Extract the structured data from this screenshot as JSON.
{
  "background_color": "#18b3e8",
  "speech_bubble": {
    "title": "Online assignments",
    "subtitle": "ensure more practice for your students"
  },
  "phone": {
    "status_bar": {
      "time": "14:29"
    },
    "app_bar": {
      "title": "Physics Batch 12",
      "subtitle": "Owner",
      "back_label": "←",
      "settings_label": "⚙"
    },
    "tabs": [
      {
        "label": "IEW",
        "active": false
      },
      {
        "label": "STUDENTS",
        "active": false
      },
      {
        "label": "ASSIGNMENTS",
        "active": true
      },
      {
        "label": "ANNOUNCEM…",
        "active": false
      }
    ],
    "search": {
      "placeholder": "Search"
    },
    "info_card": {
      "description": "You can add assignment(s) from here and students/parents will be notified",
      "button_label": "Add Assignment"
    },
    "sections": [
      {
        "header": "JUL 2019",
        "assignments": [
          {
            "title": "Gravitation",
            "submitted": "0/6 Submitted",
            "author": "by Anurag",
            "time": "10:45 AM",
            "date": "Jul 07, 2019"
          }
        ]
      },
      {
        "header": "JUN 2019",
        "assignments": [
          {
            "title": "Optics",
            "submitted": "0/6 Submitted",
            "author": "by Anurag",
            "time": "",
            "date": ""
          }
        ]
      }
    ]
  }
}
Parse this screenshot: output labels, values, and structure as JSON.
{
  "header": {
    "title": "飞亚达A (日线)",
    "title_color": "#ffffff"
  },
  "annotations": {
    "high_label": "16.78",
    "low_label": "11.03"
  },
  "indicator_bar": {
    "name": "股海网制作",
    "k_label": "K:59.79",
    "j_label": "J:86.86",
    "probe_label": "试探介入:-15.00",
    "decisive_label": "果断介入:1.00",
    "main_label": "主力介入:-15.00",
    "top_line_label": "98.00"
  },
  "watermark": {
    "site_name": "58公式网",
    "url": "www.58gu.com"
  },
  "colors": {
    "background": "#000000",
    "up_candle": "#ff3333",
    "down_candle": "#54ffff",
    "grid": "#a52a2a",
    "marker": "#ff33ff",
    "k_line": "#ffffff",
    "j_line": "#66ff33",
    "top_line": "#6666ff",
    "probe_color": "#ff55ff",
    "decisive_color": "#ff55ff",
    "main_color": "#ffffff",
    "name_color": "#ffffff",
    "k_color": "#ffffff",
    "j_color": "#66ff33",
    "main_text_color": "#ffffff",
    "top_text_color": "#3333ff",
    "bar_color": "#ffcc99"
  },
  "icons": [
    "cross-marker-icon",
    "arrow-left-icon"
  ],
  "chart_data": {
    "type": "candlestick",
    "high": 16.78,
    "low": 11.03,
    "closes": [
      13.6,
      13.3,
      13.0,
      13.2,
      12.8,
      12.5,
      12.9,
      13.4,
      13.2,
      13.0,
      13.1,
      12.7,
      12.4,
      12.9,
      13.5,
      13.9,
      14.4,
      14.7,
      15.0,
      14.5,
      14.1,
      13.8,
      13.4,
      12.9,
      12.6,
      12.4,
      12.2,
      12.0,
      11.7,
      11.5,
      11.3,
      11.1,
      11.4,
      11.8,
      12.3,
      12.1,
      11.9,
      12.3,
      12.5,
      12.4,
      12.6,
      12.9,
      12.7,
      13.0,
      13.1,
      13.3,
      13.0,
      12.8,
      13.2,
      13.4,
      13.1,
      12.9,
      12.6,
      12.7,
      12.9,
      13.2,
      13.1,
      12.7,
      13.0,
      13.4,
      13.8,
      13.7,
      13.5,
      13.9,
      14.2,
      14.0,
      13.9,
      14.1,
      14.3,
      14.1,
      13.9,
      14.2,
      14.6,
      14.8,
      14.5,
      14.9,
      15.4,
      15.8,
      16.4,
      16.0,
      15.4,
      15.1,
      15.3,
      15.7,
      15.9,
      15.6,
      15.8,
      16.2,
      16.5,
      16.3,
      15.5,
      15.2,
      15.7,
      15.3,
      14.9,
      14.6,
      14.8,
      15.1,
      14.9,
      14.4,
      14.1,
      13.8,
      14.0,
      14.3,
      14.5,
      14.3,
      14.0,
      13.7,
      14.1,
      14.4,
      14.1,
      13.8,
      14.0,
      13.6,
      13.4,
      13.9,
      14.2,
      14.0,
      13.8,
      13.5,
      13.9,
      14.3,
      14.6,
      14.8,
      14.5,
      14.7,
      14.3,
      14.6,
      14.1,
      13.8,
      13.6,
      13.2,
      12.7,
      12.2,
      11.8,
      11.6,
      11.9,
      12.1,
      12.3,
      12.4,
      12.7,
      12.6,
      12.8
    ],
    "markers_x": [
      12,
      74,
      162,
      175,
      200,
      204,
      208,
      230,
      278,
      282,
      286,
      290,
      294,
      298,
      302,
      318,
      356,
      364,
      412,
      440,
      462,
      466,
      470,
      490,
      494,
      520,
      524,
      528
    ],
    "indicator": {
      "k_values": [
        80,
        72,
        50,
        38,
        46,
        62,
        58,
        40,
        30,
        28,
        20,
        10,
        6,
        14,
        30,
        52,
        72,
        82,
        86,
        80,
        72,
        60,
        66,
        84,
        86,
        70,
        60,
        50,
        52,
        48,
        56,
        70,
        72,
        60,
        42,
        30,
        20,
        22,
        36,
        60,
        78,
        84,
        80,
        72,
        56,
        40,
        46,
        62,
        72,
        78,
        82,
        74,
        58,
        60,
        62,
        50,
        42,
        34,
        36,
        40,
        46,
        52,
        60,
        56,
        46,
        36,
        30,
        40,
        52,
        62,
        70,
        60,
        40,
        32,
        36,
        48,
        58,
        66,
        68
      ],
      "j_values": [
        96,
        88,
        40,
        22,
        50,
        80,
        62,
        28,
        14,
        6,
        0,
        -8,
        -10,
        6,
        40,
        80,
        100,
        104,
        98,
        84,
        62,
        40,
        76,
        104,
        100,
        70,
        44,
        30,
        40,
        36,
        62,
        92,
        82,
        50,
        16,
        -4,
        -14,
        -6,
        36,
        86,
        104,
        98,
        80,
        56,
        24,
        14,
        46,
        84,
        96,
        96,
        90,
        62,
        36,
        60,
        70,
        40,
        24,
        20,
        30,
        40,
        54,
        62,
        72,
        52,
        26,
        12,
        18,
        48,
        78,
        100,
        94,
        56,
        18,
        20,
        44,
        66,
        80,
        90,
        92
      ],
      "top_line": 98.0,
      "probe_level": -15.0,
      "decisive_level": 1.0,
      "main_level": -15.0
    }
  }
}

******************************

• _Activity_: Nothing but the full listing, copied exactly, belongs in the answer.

• _Reply to the task_:
Extract the structured data from this screenshot as JSON.
{
  "background_color": "#18b3e8",
  "speech_bubble": {
    "title": "Online assignments",
    "subtitle": "ensure more practice for your students"
  },
  "phone": {
    "status_bar": {
      "time": "14:29"
    },
    "app_bar": {
      "title": "Physics Batch 12",
      "subtitle": "Owner",
      "back_label": "←",
      "settings_label": "⚙"
    },
    "tabs": [
      {
        "label": "IEW",
        "active": false
      },
      {
        "label": "STUDENTS",
        "active": false
      },
      {
        "label": "ASSIGNMENTS",
        "active": true
      },
      {
        "label": "ANNOUNCEM…",
        "active": false
      }
    ],
    "search": {
      "placeholder": "Search"
    },
    "info_card": {
      "description": "You can add assignment(s) from here and students/parents will be notified",
      "button_label": "Add Assignment"
    },
    "sections": [
      {
        "header": "JUL 2019",
        "assignments": [
          {
            "title": "Gravitation",
            "submitted": "0/6 Submitted",
            "author": "by Anurag",
            "time": "10:45 AM",
            "date": "Jul 07, 2019"
          }
        ]
      },
      {
        "header": "JUN 2019",
        "assignments": [
          {
            "title": "Optics",
            "submitted": "0/6 Submitted",
            "author": "by Anurag",
            "time": "",
            "date": ""
          }
        ]
      }
    ]
  }
}
Parse this screenshot: output labels, values, and structure as JSON.
{
  "header": {
    "title": "飞亚达A (日线)",
    "title_color": "#ffffff"
  },
  "annotations": {
    "high_label": "16.78",
    "low_label": "11.03"
  },
  "indicator_bar": {
    "name": "股海网制作",
    "k_label": "K:59.79",
    "j_label": "J:86.86",
    "probe_label": "试探介入:-15.00",
    "decisive_label": "果断介入:1.00",
    "main_label": "主力介入:-15.00",
    "top_line_label": "98.00"
  },
  "watermark": {
    "site_name": "58公式网",
    "url": "www.58gu.com"
  },
  "colors": {
    "background": "#000000",
    "up_candle": "#ff3333",
    "down_candle": "#54ffff",
    "grid": "#a52a2a",
    "marker": "#ff33ff",
    "k_line": "#ffffff",
    "j_line": "#66ff33",
    "top_line": "#6666ff",
    "probe_color": "#ff55ff",
    "decisive_color": "#ff55ff",
    "main_color": "#ffffff",
    "name_color": "#ffffff",
    "k_color": "#ffffff",
    "j_color": "#66ff33",
    "main_text_color": "#ffffff",
    "top_text_color": "#3333ff",
    "bar_color": "#ffcc99"
  },
  "icons": [
    "cross-marker-icon",
    "arrow-left-icon"
  ],
  "chart_data": {
    "type": "candlestick",
    "high": 16.78,
    "low": 11.03,
    "closes": [
      13.6,
      13.3,
      13.0,
      13.2,
      12.8,
      12.5,
      12.9,
      13.4,
      13.2,
      13.0,
      13.1,
      12.7,
      12.4,
      12.9,
      13.5,
      13.9,
      14.4,
      14.7,
      15.0,
      14.5,
      14.1,
      13.8,
      13.4,
      12.9,
      12.6,
      12.4,
      12.2,
      12.0,
      11.7,
      11.5,
      11.3,
      11.1,
      11.4,
      11.8,
      12.3,
      12.1,
      11.9,
      12.3,
      12.5,
      12.4,
      12.6,
      12.9,
      12.7,
      13.0,
      13.1,
      13.3,
      13.0,
      12.8,
      13.2,
      13.4,
      13.1,
      12.9,
      12.6,
      12.7,
      12.9,
      13.2,
      13.1,
      12.7,
      13.0,
      13.4,
      13.8,
      13.7,
      13.5,
      13.9,
      14.2,
      14.0,
      13.9,
      14.1,
      14.3,
      14.1,
      13.9,
      14.2,
      14.6,
      14.8,
      14.5,
      14.9,
      15.4,
      15.8,
      16.4,
      16.0,
      15.4,
      15.1,
      15.3,
      15.7,
      15.9,
      15.6,
      15.8,
      16.2,
      16.5,
      16.3,
      15.5,
      15.2,
      15.7,
      15.3,
      14.9,
      14.6,
      14.8,
      15.1,
      14.9,
      14.4,
      14.1,
      13.8,
      14.0,
      14.3,
      14.5,
      14.3,
      14.0,
      13.7,
      14.1,
      14.4,
      14.1,
      13.8,
      14.0,
      13.6,
      13.4,
      13.9,
      14.2,
      14.0,
      13.8,
      13.5,
      13.9,
      14.3,
      14.6,
      14.8,
      14.5,
      14.7,
      14.3,
      14.6,
      14.1,
      13.8,
      13.6,
      13.2,
      12.7,
      12.2,
      11.8,
      11.6,
      11.9,
      12.1,
      12.3,
      12.4,
      12.7,
      12.6,
      12.8
    ],
    "markers_x": [
      12,
      74,
      162,
      175,
      200,
      204,
      208,
      230,
      278,
      282,
      286,
      290,
      294,
      298,
      302,
      318,
      356,
      364,
      412,
      440,
      462,
      466,
      470,
      490,
      494,
      520,
      524,
      528
    ],
    "indicator": {
      "k_values": [
        80,
        72,
        50,
        38,
        46,
        62,
        58,
        40,
        30,
        28,
        20,
        10,
        6,
        14,
        30,
        52,
        72,
        82,
        86,
        80,
        72,
        60,
        66,
        84,
        86,
        70,
        60,
        50,
        52,
        48,
        56,
        70,
        72,
        60,
        42,
        30,
        20,
        22,
        36,
        60,
        78,
        84,
        80,
        72,
        56,
        40,
        46,
        62,
        72,
        78,
        82,
        74,
        58,
        60,
        62,
        50,
        42,
        34,
        36,
        40,
        46,
        52,
        60,
        56,
        46,
        36,
        30,
        40,
        52,
        62,
        70,
        60,
        40,
        32,
        36,
        48,
        58,
        66,
        68
      ],
      "j_values": [
        96,
        88,
        40,
        22,
        50,
        80,
        62,
        28,
        14,
        6,
        0,
        -8,
        -10,
        6,
        40,
        80,
        100,
        104,
        98,
        84,
        62,
        40,
        76,
        104,
        100,
        70,
        44,
        30,
        40,
        36,
        62,
        92,
        82,
        50,
        16,
        -4,
        -14,
        -6,
        36,
        86,
        104,
        98,
        80,
        56,
        24,
        14,
        46,
        84,
        96,
        96,
        90,
        62,
        36,
        60,
        70,
        40,
        24,
        20,
        30,
        40,
        54,
        62,
        72,
        52,
        26,
        12,
        18,
        48,
        78,
        100,
        94,
        56,
        18,
        20,
        44,
        66,
        80,
        90,
        92
      ],
      "top_line": 98.0,
      "probe_level": -15.0,
      "decisive_level": 1.0,
      "main_level": -15.0
    }
  }
}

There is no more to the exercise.